“Asia’s Complex Strategic Environment: Nuclear Multipolarity and Other Dangers,” Asia Policy, 11 (January 2011): 51-78.
Ongoing changes in traditional state-to-state nuclear dynamics are reshaping international security in Asia. Today, Asia is a multipolar nuclear environment in which long-range nuclear weapons are joined by other systems with strategic effect, and in which countries hold different views about the role and utility of nuclear weapons. This article discusses the implications of these shifts from the Cold War to the present for several guises of stability, on the one hand, and for competition and conflict, on the other. Though each of these considerations leads to dangerous outcomes in isolation, their combined effect is even more deleterious. The implications of this analysis are deeply pessimistic, both for peace in general and for U.S. national security interests in particular.
“Introduction: Dangerous Dynamism in Asia’s Nuclear Future,” Roundtable: Approaching Critical Mass: Asia’s Multipolar Nuclear Future, Asia Policy, no. 19 (January, 2015): pp. 1-4
One of the defining elements of the post–Cold War era has been the diffusion of power away from the two superpowers. This has occurred across a wide variety of measures, including nuclear weaponry. In particular, since the end of the Cold War, proliferation across states and increasing arsenal capabilities within some of them have characterized Asia’s international security affairs. Given the importance of nuclear weapons to the development and conduct of the Cold War, we should expect these changes in the post–Cold War era to be similarly important.
The Military Lens: Doctrinal Difference and Deterrence Failure in Sino-American Relations (Cornell University Press, 2010)
Projecting Strategy: The Myth of Chinese Counter-intervention (Washington Quarterly, 2015)
Nuclear Stability at Low Numbers: The Perspective from Beijing (Nonproliferation Review, 2013)
"Chinese Attitudes Toward Missile Defense Technology and Capabilities," in Kelleher and Dobrowski, eds. (Stanford U Press, 2015)
“The Security Dynamic,” in Nina Hachigian, ed. (Oxford University Press, 2013)

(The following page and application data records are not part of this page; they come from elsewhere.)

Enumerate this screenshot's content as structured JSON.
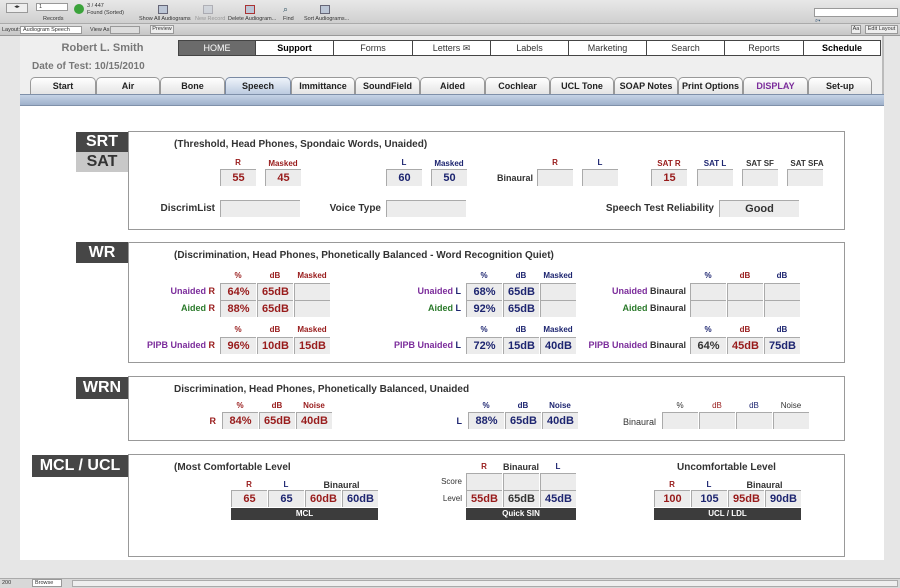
{
  "toolbar": {
    "record_number": "1",
    "records_label": "Records",
    "found_count": "3 / 447",
    "found_label": "Found (Sorted)",
    "show_all": "Show All Audiograms",
    "new_record": "New Record",
    "delete": "Delete Audiogram...",
    "find": "Find",
    "sort": "Sort Audiograms...",
    "search_placeholder": ""
  },
  "layout_bar": {
    "layout_label": "Layout:",
    "layout_value": "Audiogram Speech",
    "view_as": "View As:",
    "preview": "Preview",
    "aa": "Aа",
    "edit_layout": "Edit Layout"
  },
  "patient": {
    "name": "Robert L. Smith",
    "date": "Date of Test: 10/15/2010"
  },
  "nav": [
    "HOME",
    "Support",
    "Forms",
    "Letters",
    "Labels",
    "Marketing",
    "Search",
    "Reports",
    "Schedule"
  ],
  "tabs": [
    "Start",
    "Air",
    "Bone",
    "Speech",
    "Immittance",
    "SoundField",
    "Aided",
    "Cochlear",
    "UCL Tone",
    "SOAP Notes",
    "Print Options",
    "DISPLAY",
    "Set-up"
  ],
  "active_tab": "Speech",
  "colors": {
    "right": "#981b1b",
    "left": "#1d2570",
    "unaided": "#7b2c9b",
    "aided": "#2b7a2b",
    "active_nav": "#6b6b6b"
  },
  "srt": {
    "title1": "SRT",
    "title2": "SAT",
    "subtitle": "(Threshold, Head Phones, Spondaic Words, Unaided)",
    "h": {
      "r": "R",
      "masked": "Masked",
      "l": "L",
      "bin_r": "R",
      "bin_l": "L",
      "sat_r": "SAT R",
      "sat_l": "SAT L",
      "sat_sf": "SAT SF",
      "sat_sfa": "SAT SFA"
    },
    "v": {
      "r": "55",
      "r_masked": "45",
      "l": "60",
      "l_masked": "50",
      "bin_r": "",
      "bin_l": "",
      "sat_r": "15",
      "sat_l": "",
      "sat_sf": "",
      "sat_sfa": ""
    },
    "binaural": "Binaural",
    "discrim_label": "DiscrimList",
    "discrim": "",
    "voice_label": "Voice Type",
    "voice": "",
    "reliability_label": "Speech Test Reliability",
    "reliability": "Good"
  },
  "wr": {
    "title": "WR",
    "subtitle": "(Discrimination, Head Phones, Phonetically Balanced  -  Word Recognition Quiet)",
    "h": {
      "pct": "%",
      "db": "dB",
      "masked": "Masked"
    },
    "unaided": "Unaided",
    "aided": "Aided",
    "pipb": "PIPB Unaided",
    "r": "R",
    "l": "L",
    "binaural": "Binaural",
    "right": {
      "unaided": [
        "64%",
        "65dB",
        ""
      ],
      "aided": [
        "88%",
        "65dB",
        ""
      ],
      "pipb": [
        "96%",
        "10dB",
        "15dB"
      ]
    },
    "left": {
      "unaided": [
        "68%",
        "65dB",
        ""
      ],
      "aided": [
        "92%",
        "65dB",
        ""
      ],
      "pipb": [
        "72%",
        "15dB",
        "40dB"
      ]
    },
    "bin": {
      "unaided": [
        "",
        "",
        ""
      ],
      "aided": [
        "",
        "",
        ""
      ],
      "pipb": [
        "64%",
        "45dB",
        "75dB"
      ]
    }
  },
  "wrn": {
    "title": "WRN",
    "subtitle": "Discrimination, Head Phones, Phonetically Balanced, Unaided",
    "h": {
      "pct": "%",
      "db": "dB",
      "noise": "Noise"
    },
    "r": "R",
    "l": "L",
    "binaural": "Binaural",
    "right": [
      "84%",
      "65dB",
      "40dB"
    ],
    "left": [
      "88%",
      "65dB",
      "40dB"
    ],
    "bin": [
      "",
      "",
      "",
      ""
    ]
  },
  "mcl": {
    "title": "MCL / UCL",
    "subtitle": "(Most Comfortable Level",
    "h": {
      "r": "R",
      "l": "L",
      "binaural": "Binaural"
    },
    "mcl_values": [
      "65",
      "65",
      "60dB",
      "60dB"
    ],
    "mcl_bar": "MCL",
    "qs_score_label": "Score",
    "qs_level_label": "Level",
    "qs_score": [
      "",
      "",
      ""
    ],
    "qs_level": [
      "55dB",
      "65dB",
      "45dB"
    ],
    "qs_bar": "Quick SIN",
    "ucl_title": "Uncomfortable Level",
    "ucl_values": [
      "100",
      "105",
      "95dB",
      "90dB"
    ],
    "ucl_bar": "UCL / LDL"
  },
  "status": {
    "zoom": "200",
    "mode": "Browse"
  }
}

Asia’s Complex Strategic Environment: Nuclear Multipolarity & Other Dangers (Asia Policy 2011)
Dangerous Dynamism in Asia's Nuclear Future (Asia Policy 2015)